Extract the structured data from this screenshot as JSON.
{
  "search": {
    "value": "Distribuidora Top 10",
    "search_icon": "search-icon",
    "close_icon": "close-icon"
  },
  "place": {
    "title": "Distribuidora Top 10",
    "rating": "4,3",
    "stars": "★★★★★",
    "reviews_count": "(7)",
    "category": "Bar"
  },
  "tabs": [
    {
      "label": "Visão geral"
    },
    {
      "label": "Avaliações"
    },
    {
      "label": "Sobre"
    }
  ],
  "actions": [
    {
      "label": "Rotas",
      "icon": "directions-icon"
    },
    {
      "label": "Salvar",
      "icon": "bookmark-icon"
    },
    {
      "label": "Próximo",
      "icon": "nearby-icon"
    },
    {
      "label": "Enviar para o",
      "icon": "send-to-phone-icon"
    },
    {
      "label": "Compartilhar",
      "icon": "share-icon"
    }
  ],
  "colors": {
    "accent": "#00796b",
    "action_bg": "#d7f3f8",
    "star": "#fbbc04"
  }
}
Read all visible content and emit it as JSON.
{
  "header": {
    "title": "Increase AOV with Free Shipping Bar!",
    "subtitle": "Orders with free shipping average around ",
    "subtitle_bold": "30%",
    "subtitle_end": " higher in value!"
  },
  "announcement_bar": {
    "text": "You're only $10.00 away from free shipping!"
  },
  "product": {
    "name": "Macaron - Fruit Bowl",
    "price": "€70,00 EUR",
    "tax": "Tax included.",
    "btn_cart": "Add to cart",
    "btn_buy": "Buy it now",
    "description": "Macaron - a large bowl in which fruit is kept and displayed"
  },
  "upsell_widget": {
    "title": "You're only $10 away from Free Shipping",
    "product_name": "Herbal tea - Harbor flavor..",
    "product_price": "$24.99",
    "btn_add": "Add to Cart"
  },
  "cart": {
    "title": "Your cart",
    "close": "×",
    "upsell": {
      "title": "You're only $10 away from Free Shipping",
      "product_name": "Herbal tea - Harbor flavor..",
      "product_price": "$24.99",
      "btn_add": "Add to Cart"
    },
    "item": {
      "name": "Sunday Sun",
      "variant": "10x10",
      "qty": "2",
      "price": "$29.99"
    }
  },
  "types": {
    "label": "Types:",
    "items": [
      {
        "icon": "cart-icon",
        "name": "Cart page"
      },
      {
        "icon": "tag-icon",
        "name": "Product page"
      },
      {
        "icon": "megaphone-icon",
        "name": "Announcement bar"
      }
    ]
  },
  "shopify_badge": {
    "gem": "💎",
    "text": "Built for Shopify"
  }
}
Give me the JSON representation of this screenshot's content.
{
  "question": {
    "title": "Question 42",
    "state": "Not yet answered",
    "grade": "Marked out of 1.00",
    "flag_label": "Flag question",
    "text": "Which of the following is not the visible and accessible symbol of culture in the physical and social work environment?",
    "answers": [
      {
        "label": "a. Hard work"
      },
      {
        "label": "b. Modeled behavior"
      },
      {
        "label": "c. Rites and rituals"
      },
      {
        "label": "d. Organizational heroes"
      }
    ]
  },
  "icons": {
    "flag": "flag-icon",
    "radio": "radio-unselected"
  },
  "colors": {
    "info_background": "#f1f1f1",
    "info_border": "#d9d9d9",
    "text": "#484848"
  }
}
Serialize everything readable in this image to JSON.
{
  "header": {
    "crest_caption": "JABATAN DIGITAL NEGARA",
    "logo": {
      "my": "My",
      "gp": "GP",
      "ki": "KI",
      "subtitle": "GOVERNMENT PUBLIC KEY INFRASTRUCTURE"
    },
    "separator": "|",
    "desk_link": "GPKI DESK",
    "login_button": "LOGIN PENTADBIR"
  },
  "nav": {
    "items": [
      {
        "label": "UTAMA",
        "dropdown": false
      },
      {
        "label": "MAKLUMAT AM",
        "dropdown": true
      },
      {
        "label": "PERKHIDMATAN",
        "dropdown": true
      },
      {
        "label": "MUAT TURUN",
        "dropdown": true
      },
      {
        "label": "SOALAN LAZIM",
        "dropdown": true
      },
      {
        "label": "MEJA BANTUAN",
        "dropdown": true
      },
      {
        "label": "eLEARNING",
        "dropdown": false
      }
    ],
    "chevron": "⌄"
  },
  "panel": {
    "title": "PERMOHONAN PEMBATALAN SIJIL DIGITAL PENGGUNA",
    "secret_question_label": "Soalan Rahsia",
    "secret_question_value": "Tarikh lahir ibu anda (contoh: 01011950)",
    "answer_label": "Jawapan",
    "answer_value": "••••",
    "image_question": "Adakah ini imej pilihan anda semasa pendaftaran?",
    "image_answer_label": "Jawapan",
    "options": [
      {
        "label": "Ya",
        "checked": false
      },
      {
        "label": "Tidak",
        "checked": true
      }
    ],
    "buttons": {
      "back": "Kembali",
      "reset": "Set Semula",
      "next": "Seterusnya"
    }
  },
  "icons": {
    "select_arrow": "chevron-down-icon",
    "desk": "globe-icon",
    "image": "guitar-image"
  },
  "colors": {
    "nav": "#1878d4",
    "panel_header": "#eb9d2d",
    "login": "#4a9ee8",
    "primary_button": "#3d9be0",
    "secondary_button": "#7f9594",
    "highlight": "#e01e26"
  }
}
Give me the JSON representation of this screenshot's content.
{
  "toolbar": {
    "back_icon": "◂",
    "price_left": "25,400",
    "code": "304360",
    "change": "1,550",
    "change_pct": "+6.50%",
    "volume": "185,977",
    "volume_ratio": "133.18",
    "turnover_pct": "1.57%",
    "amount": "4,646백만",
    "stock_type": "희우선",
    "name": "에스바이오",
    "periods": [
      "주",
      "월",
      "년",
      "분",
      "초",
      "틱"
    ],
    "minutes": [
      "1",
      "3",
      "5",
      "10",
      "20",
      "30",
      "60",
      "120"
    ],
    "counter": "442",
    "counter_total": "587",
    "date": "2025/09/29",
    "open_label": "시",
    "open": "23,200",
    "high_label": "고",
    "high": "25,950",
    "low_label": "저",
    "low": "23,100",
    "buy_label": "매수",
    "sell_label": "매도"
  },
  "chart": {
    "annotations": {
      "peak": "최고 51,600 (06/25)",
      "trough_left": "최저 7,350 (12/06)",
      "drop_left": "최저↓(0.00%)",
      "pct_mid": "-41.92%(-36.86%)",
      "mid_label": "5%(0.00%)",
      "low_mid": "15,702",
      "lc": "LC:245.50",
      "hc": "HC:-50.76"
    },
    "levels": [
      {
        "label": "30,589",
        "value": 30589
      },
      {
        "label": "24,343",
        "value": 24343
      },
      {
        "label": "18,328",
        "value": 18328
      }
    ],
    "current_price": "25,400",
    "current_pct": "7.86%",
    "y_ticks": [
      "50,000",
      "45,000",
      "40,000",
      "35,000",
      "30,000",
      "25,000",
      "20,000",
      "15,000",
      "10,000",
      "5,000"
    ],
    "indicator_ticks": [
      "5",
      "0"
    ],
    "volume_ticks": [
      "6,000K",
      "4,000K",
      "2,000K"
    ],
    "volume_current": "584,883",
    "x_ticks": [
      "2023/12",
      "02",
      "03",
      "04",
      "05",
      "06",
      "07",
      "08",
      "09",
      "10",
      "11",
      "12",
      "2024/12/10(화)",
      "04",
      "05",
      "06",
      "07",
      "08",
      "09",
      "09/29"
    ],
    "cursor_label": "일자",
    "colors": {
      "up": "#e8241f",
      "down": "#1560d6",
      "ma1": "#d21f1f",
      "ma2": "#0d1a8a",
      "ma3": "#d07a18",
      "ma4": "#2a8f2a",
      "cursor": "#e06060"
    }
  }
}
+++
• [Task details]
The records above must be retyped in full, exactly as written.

• [Answer for the task]
Extract the structured data from this screenshot as JSON.
{
  "search": {
    "value": "Distribuidora Top 10",
    "search_icon": "search-icon",
    "close_icon": "close-icon"
  },
  "place": {
    "title": "Distribuidora Top 10",
    "rating": "4,3",
    "stars": "★★★★★",
    "reviews_count": "(7)",
    "category": "Bar"
  },
  "tabs": [
    {
      "label": "Visão geral"
    },
    {
      "label": "Avaliações"
    },
    {
      "label": "Sobre"
    }
  ],
  "actions": [
    {
      "label": "Rotas",
      "icon": "directions-icon"
    },
    {
      "label": "Salvar",
      "icon": "bookmark-icon"
    },
    {
      "label": "Próximo",
      "icon": "nearby-icon"
    },
    {
      "label": "Enviar para o",
      "icon": "send-to-phone-icon"
    },
    {
      "label": "Compartilhar",
      "icon": "share-icon"
    }
  ],
  "colors": {
    "accent": "#00796b",
    "action_bg": "#d7f3f8",
    "star": "#fbbc04"
  }
}
Read all visible content and emit it as JSON.
{
  "header": {
    "title": "Increase AOV with Free Shipping Bar!",
    "subtitle": "Orders with free shipping average around ",
    "subtitle_bold": "30%",
    "subtitle_end": " higher in value!"
  },
  "announcement_bar": {
    "text": "You're only $10.00 away from free shipping!"
  },
  "product": {
    "name": "Macaron - Fruit Bowl",
    "price": "€70,00 EUR",
    "tax": "Tax included.",
    "btn_cart": "Add to cart",
    "btn_buy": "Buy it now",
    "description": "Macaron - a large bowl in which fruit is kept and displayed"
  },
  "upsell_widget": {
    "title": "You're only $10 away from Free Shipping",
    "product_name": "Herbal tea - Harbor flavor..",
    "product_price": "$24.99",
    "btn_add": "Add to Cart"
  },
  "cart": {
    "title": "Your cart",
    "close": "×",
    "upsell": {
      "title": "You're only $10 away from Free Shipping",
      "product_name": "Herbal tea - Harbor flavor..",
      "product_price": "$24.99",
      "btn_add": "Add to Cart"
    },
    "item": {
      "name": "Sunday Sun",
      "variant": "10x10",
      "qty": "2",
      "price": "$29.99"
    }
  },
  "types": {
    "label": "Types:",
    "items": [
      {
        "icon": "cart-icon",
        "name": "Cart page"
      },
      {
        "icon": "tag-icon",
        "name": "Product page"
      },
      {
        "icon": "megaphone-icon",
        "name": "Announcement bar"
      }
    ]
  },
  "shopify_badge": {
    "gem": "💎",
    "text": "Built for Shopify"
  }
}
Give me the JSON representation of this screenshot's content.
{
  "question": {
    "title": "Question 42",
    "state": "Not yet answered",
    "grade": "Marked out of 1.00",
    "flag_label": "Flag question",
    "text": "Which of the following is not the visible and accessible symbol of culture in the physical and social work environment?",
    "answers": [
      {
        "label": "a. Hard work"
      },
      {
        "label": "b. Modeled behavior"
      },
      {
        "label": "c. Rites and rituals"
      },
      {
        "label": "d. Organizational heroes"
      }
    ]
  },
  "icons": {
    "flag": "flag-icon",
    "radio": "radio-unselected"
  },
  "colors": {
    "info_background": "#f1f1f1",
    "info_border": "#d9d9d9",
    "text": "#484848"
  }
}
Serialize everything readable in this image to JSON.
{
  "header": {
    "crest_caption": "JABATAN DIGITAL NEGARA",
    "logo": {
      "my": "My",
      "gp": "GP",
      "ki": "KI",
      "subtitle": "GOVERNMENT PUBLIC KEY INFRASTRUCTURE"
    },
    "separator": "|",
    "desk_link": "GPKI DESK",
    "login_button": "LOGIN PENTADBIR"
  },
  "nav": {
    "items": [
      {
        "label": "UTAMA",
        "dropdown": false
      },
      {
        "label": "MAKLUMAT AM",
        "dropdown": true
      },
      {
        "label": "PERKHIDMATAN",
        "dropdown": true
      },
      {
        "label": "MUAT TURUN",
        "dropdown": true
      },
      {
        "label": "SOALAN LAZIM",
        "dropdown": true
      },
      {
        "label": "MEJA BANTUAN",
        "dropdown": true
      },
      {
        "label": "eLEARNING",
        "dropdown": false
      }
    ],
    "chevron": "⌄"
  },
  "panel": {
    "title": "PERMOHONAN PEMBATALAN SIJIL DIGITAL PENGGUNA",
    "secret_question_label": "Soalan Rahsia",
    "secret_question_value": "Tarikh lahir ibu anda (contoh: 01011950)",
    "answer_label": "Jawapan",
    "answer_value": "••••",
    "image_question": "Adakah ini imej pilihan anda semasa pendaftaran?",
    "image_answer_label": "Jawapan",
    "options": [
      {
        "label": "Ya",
        "checked": false
      },
      {
        "label": "Tidak",
        "checked": true
      }
    ],
    "buttons": {
      "back": "Kembali",
      "reset": "Set Semula",
      "next": "Seterusnya"
    }
  },
  "icons": {
    "select_arrow": "chevron-down-icon",
    "desk": "globe-icon",
    "image": "guitar-image"
  },
  "colors": {
    "nav": "#1878d4",
    "panel_header": "#eb9d2d",
    "login": "#4a9ee8",
    "primary_button": "#3d9be0",
    "secondary_button": "#7f9594",
    "highlight": "#e01e26"
  }
}
Give me the JSON representation of this screenshot's content.
{
  "toolbar": {
    "back_icon": "◂",
    "price_left": "25,400",
    "code": "304360",
    "change": "1,550",
    "change_pct": "+6.50%",
    "volume": "185,977",
    "volume_ratio": "133.18",
    "turnover_pct": "1.57%",
    "amount": "4,646백만",
    "stock_type": "희우선",
    "name": "에스바이오",
    "periods": [
      "주",
      "월",
      "년",
      "분",
      "초",
      "틱"
    ],
    "minutes": [
      "1",
      "3",
      "5",
      "10",
      "20",
      "30",
      "60",
      "120"
    ],
    "counter": "442",
    "counter_total": "587",
    "date": "2025/09/29",
    "open_label": "시",
    "open": "23,200",
    "high_label": "고",
    "high": "25,950",
    "low_label": "저",
    "low": "23,100",
    "buy_label": "매수",
    "sell_label": "매도"
  },
  "chart": {
    "annotations": {
      "peak": "최고 51,600 (06/25)",
      "trough_left": "최저 7,350 (12/06)",
      "drop_left": "최저↓(0.00%)",
      "pct_mid": "-41.92%(-36.86%)",
      "mid_label": "5%(0.00%)",
      "low_mid": "15,702",
      "lc": "LC:245.50",
      "hc": "HC:-50.76"
    },
    "levels": [
      {
        "label": "30,589",
        "value": 30589
      },
      {
        "label": "24,343",
        "value": 24343
      },
      {
        "label": "18,328",
        "value": 18328
      }
    ],
    "current_price": "25,400",
    "current_pct": "7.86%",
    "y_ticks": [
      "50,000",
      "45,000",
      "40,000",
      "35,000",
      "30,000",
      "25,000",
      "20,000",
      "15,000",
      "10,000",
      "5,000"
    ],
    "indicator_ticks": [
      "5",
      "0"
    ],
    "volume_ticks": [
      "6,000K",
      "4,000K",
      "2,000K"
    ],
    "volume_current": "584,883",
    "x_ticks": [
      "2023/12",
      "02",
      "03",
      "04",
      "05",
      "06",
      "07",
      "08",
      "09",
      "10",
      "11",
      "12",
      "2024/12/10(화)",
      "04",
      "05",
      "06",
      "07",
      "08",
      "09",
      "09/29"
    ],
    "cursor_label": "일자",
    "colors": {
      "up": "#e8241f",
      "down": "#1560d6",
      "ma1": "#d21f1f",
      "ma2": "#0d1a8a",
      "ma3": "#d07a18",
      "ma4": "#2a8f2a",
      "cursor": "#e06060"
    }
  }
}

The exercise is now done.